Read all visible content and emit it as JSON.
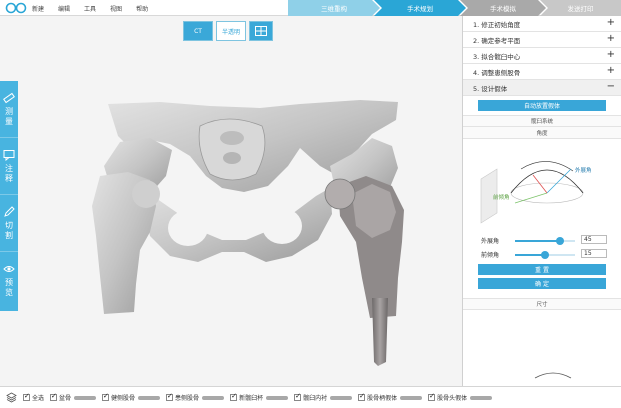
{
  "menu": [
    "新建",
    "编辑",
    "工具",
    "视图",
    "帮助"
  ],
  "steps": [
    "三维重构",
    "手术规划",
    "手术模拟",
    "发送打印"
  ],
  "view_buttons": {
    "ct": "CT",
    "translucent": "半透明",
    "layout_icon": "layout-icon"
  },
  "left_tools": [
    {
      "label": "测量",
      "icon": "ruler-icon"
    },
    {
      "label": "注释",
      "icon": "comment-icon"
    },
    {
      "label": "切割",
      "icon": "pen-icon"
    },
    {
      "label": "预览",
      "icon": "eye-icon"
    }
  ],
  "panel": {
    "items": [
      {
        "label": "1. 修正初始角度",
        "sign": "+"
      },
      {
        "label": "2. 确定参考平面",
        "sign": "+"
      },
      {
        "label": "3. 拟合髋臼中心",
        "sign": "+"
      },
      {
        "label": "4. 调整患侧股骨",
        "sign": "+"
      },
      {
        "label": "5. 设计假体",
        "sign": "−"
      }
    ],
    "auto_button": "自动放置假体",
    "acetabular_system": "髋臼系统",
    "angle_header": "角度",
    "gizmo_labels": {
      "abduction": "外展角",
      "anteversion": "前倾角"
    },
    "abduction": {
      "label": "外展角",
      "value": "45",
      "fraction": 0.75
    },
    "anteversion": {
      "label": "前倾角",
      "value": "15",
      "fraction": 0.5
    },
    "reset_button": "重 置",
    "confirm_button": "确 定",
    "size_header": "尺寸"
  },
  "bottom": {
    "items": [
      "全选",
      "盆骨",
      "健侧股骨",
      "患侧股骨",
      "新髋臼杯",
      "髋臼内衬",
      "股骨柄假体",
      "股骨头假体"
    ]
  },
  "colors": {
    "accent": "#39a6d8",
    "bone": "#c9c9c9",
    "implant": "#8a8585"
  }
}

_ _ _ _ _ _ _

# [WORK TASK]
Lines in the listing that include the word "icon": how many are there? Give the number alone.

# [EXERCISE ANSWER]
5